The Front National party in France are moving one step closer to seriously challenging for the country’s presidency. A new opinion poll reveals that their leader, nationalist firebrand Marine Le Pen, has topped yet another poll ahead of the elections in 2017.
The IFOP poll in conjunction with Sud Radio and Lyon Capitale gives Ms. Le Pen a lead under three different scenarios, reflecting the panic setting into the French political establishment which is considering a ‘grand coalition’ of centre-left and centre-right parties to keep the Front National out.
According to IFOP, if centrist politician Francois Bayrou and centre-right Nicolas Sarkozy ran, Ms. Le Pen would top the first choice in the multi-round election with 28 per cent of the votes. In second, the Republican Party’s Sarkozy (23), and in third, current president, socialist Francois Hollande (21).
But the picture changes slightly if Bayrou drops out, and Alan Juppe stands instead of Nicolas Sarkozy for the Republicans.

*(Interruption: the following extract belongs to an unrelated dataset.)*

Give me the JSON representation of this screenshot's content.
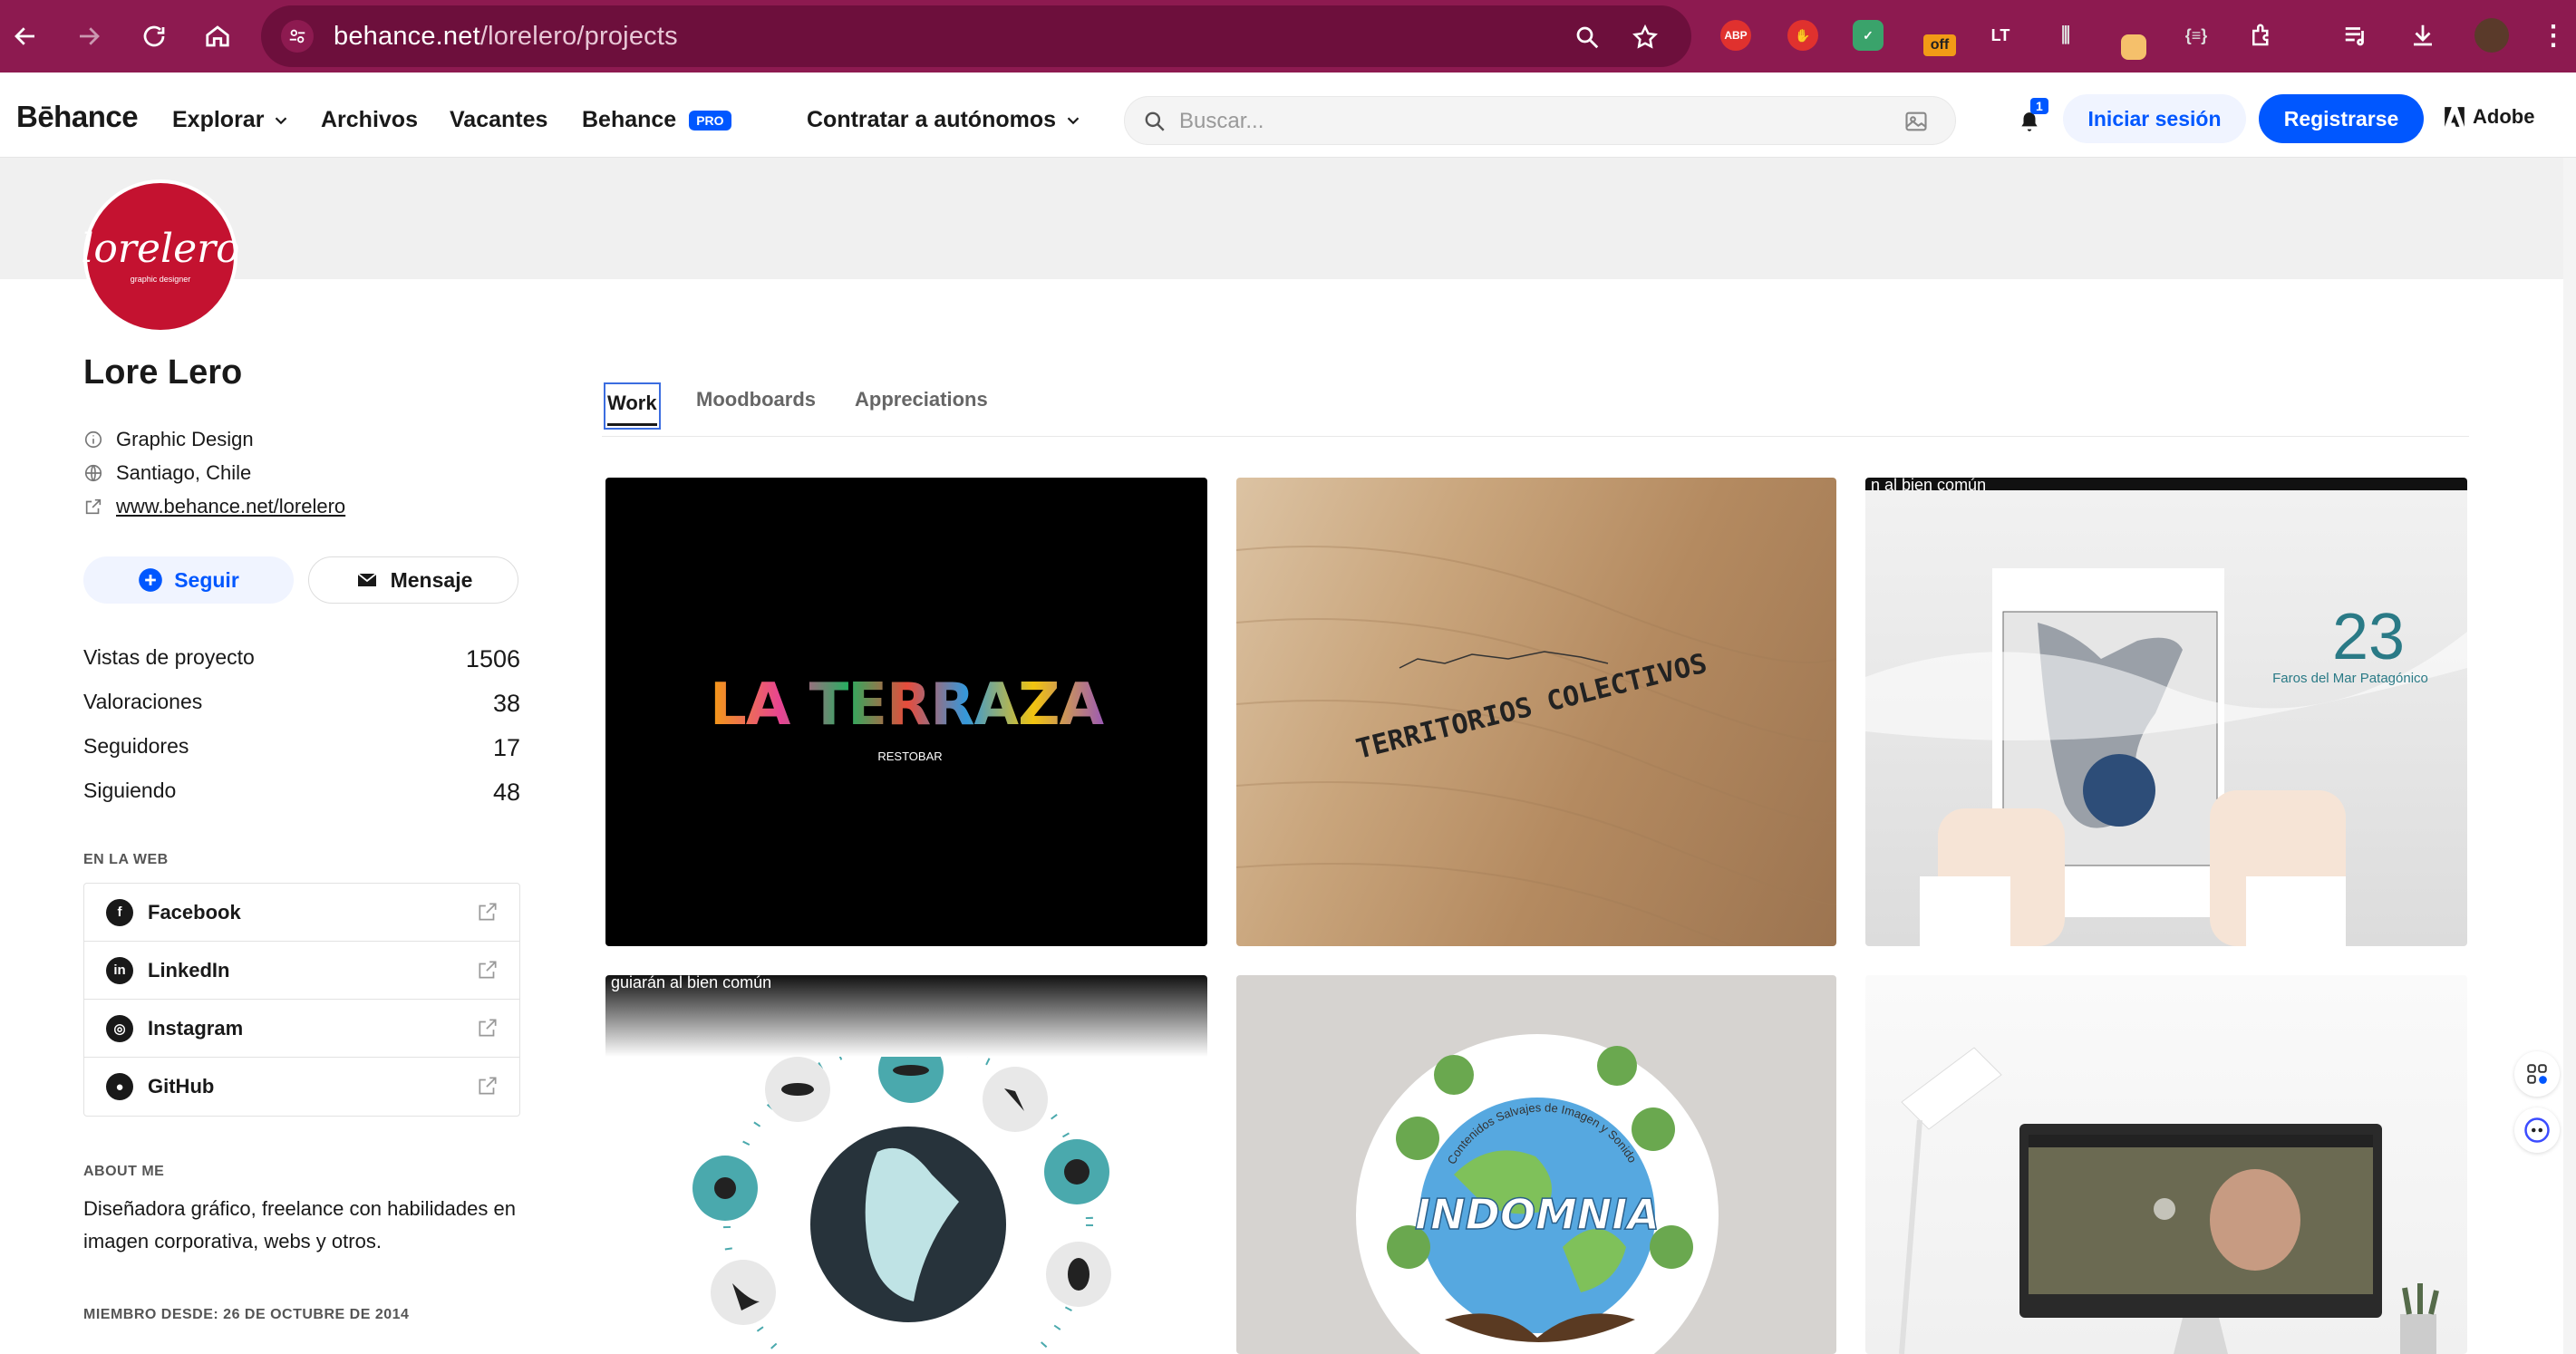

That scenario sees the Republicans winning the first round with 31.5 per cent of the vote, and Ms. Pen coming in second, with 29 per cent. In third is Mr. Hollande again, albeit reduced to 20.5 per cent of the vote.
French politics enthusiasts have told Breitbart London that the most likely scenario is that Sarkozy, who controls the party apparatus of the recently renamed Republicans (formerly the UMP), runs against Le Pen and wins in the second round run off.
But a disaster, vote-splitting scenario for the centre-right is also perceivable, where Juppe and Sarkozy both run in the first round.
The poll asked, “If next Sunday was the first round of the election 2017, which of the following candidates you be more likely to vote for?”
The latest figures reflect a small increase for current president, Francois Hollande, who polled at 14 per cent this time last year. The fact that France hasn’t suffered as much as Germany throughout the migrant crisis of this year may be a reason for that.
It also shows that Ms. Le Pen is relatively solid in her support, while Mr. Sarkozy’s popularity is declining slightly.